 (IAB).  However, since those documents were published, the IETF and
 IAB have separated their publication "streams" as described in
 [RFC4844] and [RFC5741].  This document was initiated after
 discussions in both the IESG and IAB, but is published as an IETF-
 stream consensus document, in order to ensure that it properly
 reflects the consensus of the IETF community as a whole.

4. Security Considerations

 This document is entirely about privacy.  More information about the
 relationship between security and privacy threats can be found in
 [RFC6973].  Section 5.1.1 of [RFC6973] specifically addresses
 surveillance as a combined security-privacy threat.

Farrell & Tschofenig Best Current Practice [Page 4] RFC 7258 Pervasive Monitoring Is an Attack May 2014

5. Acknowledgements

 We would like to thank the participants of the IETF 88 technical
 plenary for their feedback.  Thanks in particular to the following
 for useful suggestions or comments: Jari Arkko, Fred Baker, Marc
 Blanchet, Tim Bray, Scott Brim, Randy Bush, Brian Carpenter, Benoit
 Claise, Alissa Cooper, Dave Crocker, Spencer Dawkins, Avri Doria,
 Wesley Eddy, Adrian Farrel, Joseph Lorenzo Hall, Phillip
 Hallam-Baker, Ted Hardie, Sam Hartmann, Paul Hoffman, Bjoern
 Hoehrmann, Russ Housley, Joel Jaeggli, Stephen Kent, Eliot Lear,
 Barry Leiba, Ted Lemon, Subramanian Moonesamy, Erik Nordmark, Pete
 Resnick, Peter Saint-Andre, Andrew Sullivan, Sean Turner, Nicholas
 Weaver, Stefan Winter, and Lloyd Wood.  Additionally, we would like
 to thank all those who contributed suggestions on how to improve
 Internet security and privacy or who commented on this on various
 IETF mailing lists, such as the ietf@ietf.org and the
 perpass@ietf.org lists.

6. Informative References

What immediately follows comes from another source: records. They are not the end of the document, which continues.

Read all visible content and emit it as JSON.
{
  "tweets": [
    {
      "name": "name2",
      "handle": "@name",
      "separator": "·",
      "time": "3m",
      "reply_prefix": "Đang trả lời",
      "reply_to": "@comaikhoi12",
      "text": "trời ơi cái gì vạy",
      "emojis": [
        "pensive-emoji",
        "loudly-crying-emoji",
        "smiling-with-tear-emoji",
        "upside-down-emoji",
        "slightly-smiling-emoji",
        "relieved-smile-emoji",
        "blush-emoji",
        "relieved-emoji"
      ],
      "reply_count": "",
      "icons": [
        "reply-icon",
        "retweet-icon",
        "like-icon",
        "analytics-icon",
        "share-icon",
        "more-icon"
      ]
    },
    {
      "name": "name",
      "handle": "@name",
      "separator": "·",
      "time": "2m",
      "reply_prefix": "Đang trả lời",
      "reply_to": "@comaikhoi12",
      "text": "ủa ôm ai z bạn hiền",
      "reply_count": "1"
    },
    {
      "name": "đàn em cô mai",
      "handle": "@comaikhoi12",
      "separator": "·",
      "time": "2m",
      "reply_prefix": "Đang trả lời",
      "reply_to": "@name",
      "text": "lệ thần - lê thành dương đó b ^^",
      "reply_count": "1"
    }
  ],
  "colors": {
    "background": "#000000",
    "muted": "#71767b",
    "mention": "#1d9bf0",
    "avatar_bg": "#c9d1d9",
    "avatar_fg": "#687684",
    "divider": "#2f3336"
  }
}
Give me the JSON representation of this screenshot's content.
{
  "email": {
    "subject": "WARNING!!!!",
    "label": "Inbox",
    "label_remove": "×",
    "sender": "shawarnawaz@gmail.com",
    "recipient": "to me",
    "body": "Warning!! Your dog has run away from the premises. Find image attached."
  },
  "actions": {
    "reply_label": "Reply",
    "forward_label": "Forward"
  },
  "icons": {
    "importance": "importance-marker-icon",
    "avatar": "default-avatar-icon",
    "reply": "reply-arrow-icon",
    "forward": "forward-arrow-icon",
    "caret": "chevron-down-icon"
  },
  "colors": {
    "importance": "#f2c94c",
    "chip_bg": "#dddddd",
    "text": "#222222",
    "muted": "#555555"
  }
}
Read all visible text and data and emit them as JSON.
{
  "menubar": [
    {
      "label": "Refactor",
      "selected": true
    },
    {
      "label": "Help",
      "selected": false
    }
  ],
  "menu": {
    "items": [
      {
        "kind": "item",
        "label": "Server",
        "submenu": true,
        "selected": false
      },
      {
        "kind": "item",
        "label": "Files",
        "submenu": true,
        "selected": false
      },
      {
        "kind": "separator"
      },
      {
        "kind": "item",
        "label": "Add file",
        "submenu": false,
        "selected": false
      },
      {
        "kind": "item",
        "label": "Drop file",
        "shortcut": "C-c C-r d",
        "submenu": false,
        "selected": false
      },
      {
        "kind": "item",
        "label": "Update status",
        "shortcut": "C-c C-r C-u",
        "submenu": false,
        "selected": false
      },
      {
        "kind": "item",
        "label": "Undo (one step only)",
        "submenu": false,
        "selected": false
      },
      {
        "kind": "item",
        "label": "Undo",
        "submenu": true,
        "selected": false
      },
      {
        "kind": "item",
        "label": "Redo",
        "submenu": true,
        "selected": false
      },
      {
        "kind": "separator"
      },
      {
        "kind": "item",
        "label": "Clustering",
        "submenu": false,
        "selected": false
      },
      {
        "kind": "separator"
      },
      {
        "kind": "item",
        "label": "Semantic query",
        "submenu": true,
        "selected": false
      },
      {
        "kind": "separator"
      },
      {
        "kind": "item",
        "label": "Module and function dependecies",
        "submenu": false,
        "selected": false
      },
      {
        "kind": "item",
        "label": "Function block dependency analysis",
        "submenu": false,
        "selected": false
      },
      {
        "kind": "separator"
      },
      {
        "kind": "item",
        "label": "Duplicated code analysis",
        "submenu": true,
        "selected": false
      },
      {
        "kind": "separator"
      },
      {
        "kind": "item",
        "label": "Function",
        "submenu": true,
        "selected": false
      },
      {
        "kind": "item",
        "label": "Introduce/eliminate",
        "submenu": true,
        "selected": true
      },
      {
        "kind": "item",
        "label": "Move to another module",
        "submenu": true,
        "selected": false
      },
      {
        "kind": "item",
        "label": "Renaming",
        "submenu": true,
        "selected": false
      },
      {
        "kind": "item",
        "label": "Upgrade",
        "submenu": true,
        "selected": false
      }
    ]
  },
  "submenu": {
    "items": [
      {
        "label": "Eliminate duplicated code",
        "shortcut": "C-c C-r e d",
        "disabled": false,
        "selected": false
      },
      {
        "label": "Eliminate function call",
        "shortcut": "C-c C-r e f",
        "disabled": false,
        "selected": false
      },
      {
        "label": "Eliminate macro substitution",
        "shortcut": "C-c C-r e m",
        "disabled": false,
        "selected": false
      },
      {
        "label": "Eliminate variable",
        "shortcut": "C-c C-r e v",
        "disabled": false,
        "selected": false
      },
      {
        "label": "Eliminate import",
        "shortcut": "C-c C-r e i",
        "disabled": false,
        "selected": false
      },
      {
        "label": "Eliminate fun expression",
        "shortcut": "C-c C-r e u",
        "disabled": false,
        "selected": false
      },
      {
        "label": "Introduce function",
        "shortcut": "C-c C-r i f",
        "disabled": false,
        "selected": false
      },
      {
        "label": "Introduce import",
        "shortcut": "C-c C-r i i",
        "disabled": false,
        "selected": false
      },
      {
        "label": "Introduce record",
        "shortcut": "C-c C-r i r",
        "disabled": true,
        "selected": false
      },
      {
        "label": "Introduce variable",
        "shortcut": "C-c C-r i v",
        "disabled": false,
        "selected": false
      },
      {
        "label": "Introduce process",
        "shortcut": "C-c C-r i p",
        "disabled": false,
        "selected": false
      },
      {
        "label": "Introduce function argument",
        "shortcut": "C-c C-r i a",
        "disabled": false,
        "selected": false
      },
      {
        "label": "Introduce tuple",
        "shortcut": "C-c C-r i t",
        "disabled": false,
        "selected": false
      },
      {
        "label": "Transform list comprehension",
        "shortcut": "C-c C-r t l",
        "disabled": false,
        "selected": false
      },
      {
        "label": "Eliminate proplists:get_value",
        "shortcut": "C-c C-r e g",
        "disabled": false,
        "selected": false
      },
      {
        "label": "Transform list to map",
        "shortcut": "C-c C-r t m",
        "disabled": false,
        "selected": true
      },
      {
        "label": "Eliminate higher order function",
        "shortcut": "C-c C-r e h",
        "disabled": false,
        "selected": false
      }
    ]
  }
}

 [IETF88Plenary]
            IETF, "IETF 88 Plenary Meeting Materials", November 2013,
            <http://www.ietf.org/proceedings/88/>.
 [RFC1984]  IAB, IESG, Carpenter, B., and F. Baker, "IAB and IESG
            Statement on Cryptographic Technology and the Internet",
            RFC 1984, August 1996.
 [RFC2804]  IAB and IESG, "IETF Policy on Wiretapping", RFC 2804, May
            2000.
 [RFC3552]  Rescorla, E. and B. Korver, "Guidelines for Writing RFC
            Text on Security Considerations", BCP 72, RFC 3552, July
            2003.
 [RFC4844]  Daigle, L. and Internet Architecture Board, "The RFC
            Series and RFC Editor", RFC 4844, July 2007.
 [RFC4949]  Shirey, R., "Internet Security Glossary, Version 2", RFC
            4949, August 2007.
 [RFC5741]  Daigle, L., Kolkman, O., and IAB, "RFC Streams, Headers,
            and Boilerplates", RFC 5741, December 2009.
 [RFC6962]  Laurie, B., Langley, A., and E. Kasper, "Certificate
            Transparency", RFC 6962, June 2013.

Farrell & Tschofenig Best Current Practice [Page 5] RFC 7258 Pervasive Monitoring Is an Attack May 2014

 [RFC6973]  Cooper, A., Tschofenig, H., Aboba, B., Peterson, J.,
            Morris, J., Hansen, M., and R. Smith, "Privacy
            Considerations for Internet Protocols", RFC 6973, July
            2013.

Authors' Addresses

 Stephen Farrell
 Trinity College Dublin
 Dublin  2
 Ireland
 Phone: +353-1-896-2354
 EMail: stephen.farrell@cs.tcd.ie
 Hannes Tschofenig
 ARM Ltd.
 6060 Hall in Tirol
 Austria
 EMail: Hannes.tschofenig@gmx.net
 URI:   http://www.tschofenig.priv.at

Farrell & Tschofenig Best Current Practice [Page 6]

/data/webs/external/dokuwiki/data/pages/rfc/rfc7258.txt · Last modified: 2014/05/13 04:42 (external edit)